What the exercise asks: Give back all of the data exactly as it appears here.

(Entries from a dataset of interfaces)

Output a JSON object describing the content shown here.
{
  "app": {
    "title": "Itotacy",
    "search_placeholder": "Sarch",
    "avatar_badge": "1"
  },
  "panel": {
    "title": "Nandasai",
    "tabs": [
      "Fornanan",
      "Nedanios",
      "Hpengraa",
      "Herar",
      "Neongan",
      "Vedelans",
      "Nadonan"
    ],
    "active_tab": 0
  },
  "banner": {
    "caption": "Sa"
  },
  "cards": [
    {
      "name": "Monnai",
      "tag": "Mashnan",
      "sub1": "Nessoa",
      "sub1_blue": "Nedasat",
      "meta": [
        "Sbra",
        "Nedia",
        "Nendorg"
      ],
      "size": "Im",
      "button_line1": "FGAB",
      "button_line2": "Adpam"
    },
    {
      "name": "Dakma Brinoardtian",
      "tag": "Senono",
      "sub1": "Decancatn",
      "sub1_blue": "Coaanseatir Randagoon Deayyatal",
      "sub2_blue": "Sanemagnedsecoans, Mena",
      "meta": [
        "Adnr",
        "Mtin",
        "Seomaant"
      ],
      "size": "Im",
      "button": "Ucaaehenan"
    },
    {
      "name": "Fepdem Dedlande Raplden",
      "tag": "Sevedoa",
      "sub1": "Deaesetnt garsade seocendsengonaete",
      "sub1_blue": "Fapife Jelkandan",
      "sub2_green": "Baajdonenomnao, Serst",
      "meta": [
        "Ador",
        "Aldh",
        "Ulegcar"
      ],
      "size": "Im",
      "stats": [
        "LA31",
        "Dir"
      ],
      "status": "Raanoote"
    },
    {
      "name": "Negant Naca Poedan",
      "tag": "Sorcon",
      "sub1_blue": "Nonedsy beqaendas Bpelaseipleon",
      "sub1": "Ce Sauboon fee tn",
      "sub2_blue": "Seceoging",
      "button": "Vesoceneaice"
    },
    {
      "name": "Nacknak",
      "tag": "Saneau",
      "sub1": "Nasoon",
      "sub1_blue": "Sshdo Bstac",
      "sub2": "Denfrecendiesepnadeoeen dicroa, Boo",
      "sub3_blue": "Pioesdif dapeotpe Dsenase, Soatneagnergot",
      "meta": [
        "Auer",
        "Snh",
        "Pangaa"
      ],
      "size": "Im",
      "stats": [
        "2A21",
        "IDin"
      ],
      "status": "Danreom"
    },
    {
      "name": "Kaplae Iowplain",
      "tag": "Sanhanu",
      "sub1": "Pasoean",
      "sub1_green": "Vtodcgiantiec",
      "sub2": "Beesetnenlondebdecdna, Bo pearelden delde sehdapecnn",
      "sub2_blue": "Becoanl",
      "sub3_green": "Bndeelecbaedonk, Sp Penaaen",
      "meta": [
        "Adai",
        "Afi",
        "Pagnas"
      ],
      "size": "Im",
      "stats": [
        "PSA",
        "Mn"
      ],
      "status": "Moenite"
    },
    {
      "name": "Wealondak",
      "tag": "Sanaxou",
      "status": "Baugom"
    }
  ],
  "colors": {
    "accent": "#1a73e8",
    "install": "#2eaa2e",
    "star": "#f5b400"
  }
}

Response to the exercise:
Output a JSON object describing the content shown here.
{
  "app": {
    "title": "Itotacy",
    "search_placeholder": "Sarch",
    "avatar_badge": "1"
  },
  "panel": {
    "title": "Nandasai",
    "tabs": [
      "Fornanan",
      "Nedanios",
      "Hpengraa",
      "Herar",
      "Neongan",
      "Vedelans",
      "Nadonan"
    ],
    "active_tab": 0
  },
  "banner": {
    "caption": "Sa"
  },
  "cards": [
    {
      "name": "Monnai",
      "tag": "Mashnan",
      "sub1": "Nessoa",
      "sub1_blue": "Nedasat",
      "meta": [
        "Sbra",
        "Nedia",
        "Nendorg"
      ],
      "size": "Im",
      "button_line1": "FGAB",
      "button_line2": "Adpam"
    },
    {
      "name": "Dakma Brinoardtian",
      "tag": "Senono",
      "sub1": "Decancatn",
      "sub1_blue": "Coaanseatir Randagoon Deayyatal",
      "sub2_blue": "Sanemagnedsecoans, Mena",
      "meta": [
        "Adnr",
        "Mtin",
        "Seomaant"
      ],
      "size": "Im",
      "button": "Ucaaehenan"
    },
    {
      "name": "Fepdem Dedlande Raplden",
      "tag": "Sevedoa",
      "sub1": "Deaesetnt garsade seocendsengonaete",
      "sub1_blue": "Fapife Jelkandan",
      "sub2_green": "Baajdonenomnao, Serst",
      "meta": [
        "Ador",
        "Aldh",
        "Ulegcar"
      ],
      "size": "Im",
      "stats": [
        "LA31",
        "Dir"
      ],
      "status": "Raanoote"
    },
    {
      "name": "Negant Naca Poedan",
      "tag": "Sorcon",
      "sub1_blue": "Nonedsy beqaendas Bpelaseipleon",
      "sub1": "Ce Sauboon fee tn",
      "sub2_blue": "Seceoging",
      "button": "Vesoceneaice"
    },
    {
      "name": "Nacknak",
      "tag": "Saneau",
      "sub1": "Nasoon",
      "sub1_blue": "Sshdo Bstac",
      "sub2": "Denfrecendiesepnadeoeen dicroa, Boo",
      "sub3_blue": "Pioesdif dapeotpe Dsenase, Soatneagnergot",
      "meta": [
        "Auer",
        "Snh",
        "Pangaa"
      ],
      "size": "Im",
      "stats": [
        "2A21",
        "IDin"
      ],
      "status": "Danreom"
    },
    {
      "name": "Kaplae Iowplain",
      "tag": "Sanhanu",
      "sub1": "Pasoean",
      "sub1_green": "Vtodcgiantiec",
      "sub2": "Beesetnenlondebdecdna, Bo pearelden delde sehdapecnn",
      "sub2_blue": "Becoanl",
      "sub3_green": "Bndeelecbaedonk, Sp Penaaen",
      "meta": [
        "Adai",
        "Afi",
        "Pagnas"
      ],
      "size": "Im",
      "stats": [
        "PSA",
        "Mn"
      ],
      "status": "Moenite"
    },
    {
      "name": "Wealondak",
      "tag": "Sanaxou",
      "status": "Baugom"
    }
  ],
  "colors": {
    "accent": "#1a73e8",
    "install": "#2eaa2e",
    "star": "#f5b400"
  }
}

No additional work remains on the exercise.